As they took him out I told M that I love him (did I mention that he looked very cute in his surgery garb?) and then he was gone with our baby boy.

E was rushed off to the anteroom where his paediatrician took care of him. His APGAR scores were a brilliant 7 and 9. They wrapped him up in silver foil to insulate him and brought him to see me. My first thought was that he was so perfect – he didn’t even look that small but I could not believe that he was my baby. When they took him away again I was sick - physically, voliently ill. I had survived the birth, my baby was fine and I was relieved. Then began E’s valiant struggle.

Ethan was taken to the Newborn Care Centre where he was admitted to Level 2 breathing by himself with a head box providing him with extra oxygen.


The Reason Behind the Blog

Eight years ago, my beautiful little boy came into this world 10 weeks early. It was a distressing, difficult and emotional time - it was also the last time that he was ever early.

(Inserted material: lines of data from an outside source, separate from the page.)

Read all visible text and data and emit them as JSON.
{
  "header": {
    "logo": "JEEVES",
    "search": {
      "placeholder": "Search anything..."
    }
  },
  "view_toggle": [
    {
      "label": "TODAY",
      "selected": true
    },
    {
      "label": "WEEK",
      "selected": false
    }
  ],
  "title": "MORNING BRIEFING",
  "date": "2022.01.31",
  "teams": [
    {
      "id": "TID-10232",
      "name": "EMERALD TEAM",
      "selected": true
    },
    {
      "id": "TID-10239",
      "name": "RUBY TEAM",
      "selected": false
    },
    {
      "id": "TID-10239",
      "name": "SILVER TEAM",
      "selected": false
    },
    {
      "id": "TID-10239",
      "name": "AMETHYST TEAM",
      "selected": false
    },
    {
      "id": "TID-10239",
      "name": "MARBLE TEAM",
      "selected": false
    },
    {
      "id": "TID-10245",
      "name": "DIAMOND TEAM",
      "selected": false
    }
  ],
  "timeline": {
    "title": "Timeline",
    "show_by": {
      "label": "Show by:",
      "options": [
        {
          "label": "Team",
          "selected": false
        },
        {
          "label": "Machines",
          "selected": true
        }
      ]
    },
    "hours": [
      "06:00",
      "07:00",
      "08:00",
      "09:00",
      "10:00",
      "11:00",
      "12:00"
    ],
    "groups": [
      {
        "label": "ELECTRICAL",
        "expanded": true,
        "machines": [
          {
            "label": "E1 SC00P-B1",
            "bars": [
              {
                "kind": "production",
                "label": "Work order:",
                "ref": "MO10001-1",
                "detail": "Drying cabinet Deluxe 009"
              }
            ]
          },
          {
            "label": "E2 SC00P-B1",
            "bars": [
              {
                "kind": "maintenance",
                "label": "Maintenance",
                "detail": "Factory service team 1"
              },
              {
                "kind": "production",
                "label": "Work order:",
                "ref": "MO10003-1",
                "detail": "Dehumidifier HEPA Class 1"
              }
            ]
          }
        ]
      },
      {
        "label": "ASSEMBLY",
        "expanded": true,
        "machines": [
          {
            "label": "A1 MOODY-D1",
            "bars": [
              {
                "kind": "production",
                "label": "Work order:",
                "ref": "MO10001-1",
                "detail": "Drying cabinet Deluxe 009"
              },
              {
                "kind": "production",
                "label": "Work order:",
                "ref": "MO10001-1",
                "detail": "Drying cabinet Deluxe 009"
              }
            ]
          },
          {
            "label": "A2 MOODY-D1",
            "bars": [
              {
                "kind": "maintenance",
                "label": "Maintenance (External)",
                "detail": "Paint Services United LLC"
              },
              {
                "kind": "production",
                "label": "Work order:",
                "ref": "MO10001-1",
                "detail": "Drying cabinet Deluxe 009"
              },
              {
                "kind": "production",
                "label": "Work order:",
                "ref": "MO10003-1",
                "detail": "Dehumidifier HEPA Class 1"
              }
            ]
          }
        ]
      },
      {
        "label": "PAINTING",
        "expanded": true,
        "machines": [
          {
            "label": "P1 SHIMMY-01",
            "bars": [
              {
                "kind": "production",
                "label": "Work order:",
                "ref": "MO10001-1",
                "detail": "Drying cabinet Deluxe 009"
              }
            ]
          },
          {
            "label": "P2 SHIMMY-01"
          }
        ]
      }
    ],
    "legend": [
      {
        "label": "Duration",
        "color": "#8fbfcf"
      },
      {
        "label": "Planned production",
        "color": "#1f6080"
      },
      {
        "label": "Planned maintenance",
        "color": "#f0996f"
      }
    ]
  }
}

After his birth and during the difficult days that followed a social worker at the hospital suggested that I keep a diary to monitor his progress so that I could see the enormous strides that he was making. Being ever subservient (and scared to put a foot wrong in this scary place that was the neo-natal intensive care unit), I listened to her and started to write every day. Although we were in a place of amazing modern science with machines keeping babies alive and well, my diary was kept on old fashioned paper using a pen that I had stolen from one of the doctors no doubt.

Eight years later I have decided to bring that diary to life and to share our journey. I have also decided not to return the doctor's pen.